* [WHAT YOU SHOULD DO]:
Reprint the lines below as they are, minus the pictures.

RECORD EXCERPTS section start

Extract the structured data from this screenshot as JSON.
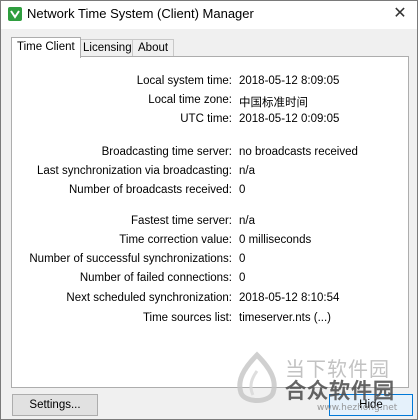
{
  "window": {
    "title": "Network Time System (Client) Manager",
    "close_glyph": "✕"
  },
  "tabs": [
    {
      "label": "Time Client",
      "active": true
    },
    {
      "label": "Licensing",
      "active": false
    },
    {
      "label": "About",
      "active": false
    }
  ],
  "time_client": {
    "fields": [
      {
        "label": "Local system time:",
        "value": "2018-05-12 8:09:05"
      },
      {
        "label": "Local time zone:",
        "value": "中国标准时间"
      },
      {
        "label": "UTC time:",
        "value": "2018-05-12 0:09:05"
      },
      {
        "label": "Broadcasting time server:",
        "value": "no broadcasts received"
      },
      {
        "label": "Last synchronization via broadcasting:",
        "value": "n/a"
      },
      {
        "label": "Number of broadcasts received:",
        "value": "0"
      },
      {
        "label": "Fastest time server:",
        "value": "n/a"
      },
      {
        "label": "Time correction value:",
        "value": "0 milliseconds"
      },
      {
        "label": "Number of successful synchronizations:",
        "value": "0"
      },
      {
        "label": "Number of failed connections:",
        "value": "0"
      },
      {
        "label": "Next scheduled synchronization:",
        "value": "2018-05-12 8:10:54"
      },
      {
        "label": "Time sources list:",
        "value": "timeserver.nts (...)"
      }
    ]
  },
  "buttons": {
    "settings_label": "Settings...",
    "hide_label": "Hide"
  },
  "watermark": {
    "line1": "当下软件园",
    "line2": "合众软件园",
    "line3": "www.hezhong.net"
  },
  "colors": {
    "app_icon": "#2f9e3f",
    "hide_border": "#0078d7"
  }
}
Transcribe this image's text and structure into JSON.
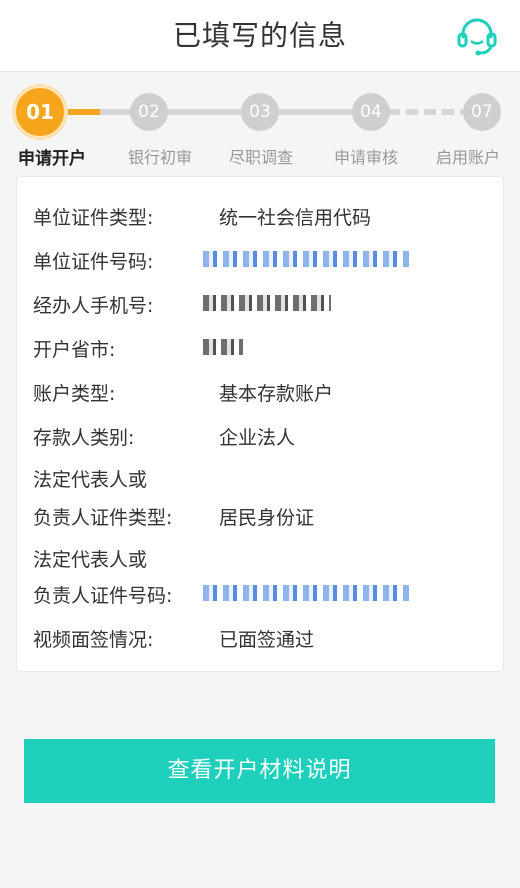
{
  "header": {
    "title": "已填写的信息",
    "service_icon": "customer-service-headset-icon",
    "accent_color": "#1ecfbc"
  },
  "steps": [
    {
      "num": "01",
      "label": "申请开户",
      "active": true
    },
    {
      "num": "02",
      "label": "银行初审",
      "active": false
    },
    {
      "num": "03",
      "label": "尽职调查",
      "active": false
    },
    {
      "num": "04",
      "label": "申请审核",
      "active": false
    },
    {
      "num": "07",
      "label": "启用账户",
      "active": false
    }
  ],
  "step_active_color": "#f7a51c",
  "info": {
    "unit_cert_type_label": "单位证件类型:",
    "unit_cert_type_value": "统一社会信用代码",
    "unit_cert_no_label": "单位证件号码:",
    "operator_phone_label": "经办人手机号:",
    "province_city_label": "开户省市:",
    "account_type_label": "账户类型:",
    "account_type_value": "基本存款账户",
    "depositor_type_label": "存款人类别:",
    "depositor_type_value": "企业法人",
    "legal_rep_cert_type_label_1": "法定代表人或",
    "legal_rep_cert_type_label_2": "负责人证件类型:",
    "legal_rep_cert_type_value": "居民身份证",
    "legal_rep_cert_no_label_1": "法定代表人或",
    "legal_rep_cert_no_label_2": "负责人证件号码:",
    "video_sign_label": "视频面签情况:",
    "video_sign_value": "已面签通过"
  },
  "button": {
    "label": "查看开户材料说明"
  }
}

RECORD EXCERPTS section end

* [TASK RESULT]:
Extract the structured data from this screenshot as JSON.
{
  "window": {
    "title": "Network Time System (Client) Manager",
    "close_glyph": "✕"
  },
  "tabs": [
    {
      "label": "Time Client",
      "active": true
    },
    {
      "label": "Licensing",
      "active": false
    },
    {
      "label": "About",
      "active": false
    }
  ],
  "time_client": {
    "fields": [
      {
        "label": "Local system time:",
        "value": "2018-05-12 8:09:05"
      },
      {
        "label": "Local time zone:",
        "value": "中国标准时间"
      },
      {
        "label": "UTC time:",
        "value": "2018-05-12 0:09:05"
      },
      {
        "label": "Broadcasting time server:",
        "value": "no broadcasts received"
      },
      {
        "label": "Last synchronization via broadcasting:",
        "value": "n/a"
      },
      {
        "label": "Number of broadcasts received:",
        "value": "0"
      },
      {
        "label": "Fastest time server:",
        "value": "n/a"
      },
      {
        "label": "Time correction value:",
        "value": "0 milliseconds"
      },
      {
        "label": "Number of successful synchronizations:",
        "value": "0"
      },
      {
        "label": "Number of failed connections:",
        "value": "0"
      },
      {
        "label": "Next scheduled synchronization:",
        "value": "2018-05-12 8:10:54"
      },
      {
        "label": "Time sources list:",
        "value": "timeserver.nts (...)"
      }
    ]
  },
  "buttons": {
    "settings_label": "Settings...",
    "hide_label": "Hide"
  },
  "watermark": {
    "line1": "当下软件园",
    "line2": "合众软件园",
    "line3": "www.hezhong.net"
  },
  "colors": {
    "app_icon": "#2f9e3f",
    "hide_border": "#0078d7"
  }
}
Transcribe this image's text and structure into JSON.
{
  "header": {
    "title": "已填写的信息",
    "service_icon": "customer-service-headset-icon",
    "accent_color": "#1ecfbc"
  },
  "steps": [
    {
      "num": "01",
      "label": "申请开户",
      "active": true
    },
    {
      "num": "02",
      "label": "银行初审",
      "active": false
    },
    {
      "num": "03",
      "label": "尽职调查",
      "active": false
    },
    {
      "num": "04",
      "label": "申请审核",
      "active": false
    },
    {
      "num": "07",
      "label": "启用账户",
      "active": false
    }
  ],
  "step_active_color": "#f7a51c",
  "info": {
    "unit_cert_type_label": "单位证件类型:",
    "unit_cert_type_value": "统一社会信用代码",
    "unit_cert_no_label": "单位证件号码:",
    "operator_phone_label": "经办人手机号:",
    "province_city_label": "开户省市:",
    "account_type_label": "账户类型:",
    "account_type_value": "基本存款账户",
    "depositor_type_label": "存款人类别:",
    "depositor_type_value": "企业法人",
    "legal_rep_cert_type_label_1": "法定代表人或",
    "legal_rep_cert_type_label_2": "负责人证件类型:",
    "legal_rep_cert_type_value": "居民身份证",
    "legal_rep_cert_no_label_1": "法定代表人或",
    "legal_rep_cert_no_label_2": "负责人证件号码:",
    "video_sign_label": "视频面签情况:",
    "video_sign_value": "已面签通过"
  },
  "button": {
    "label": "查看开户材料说明"
  }
}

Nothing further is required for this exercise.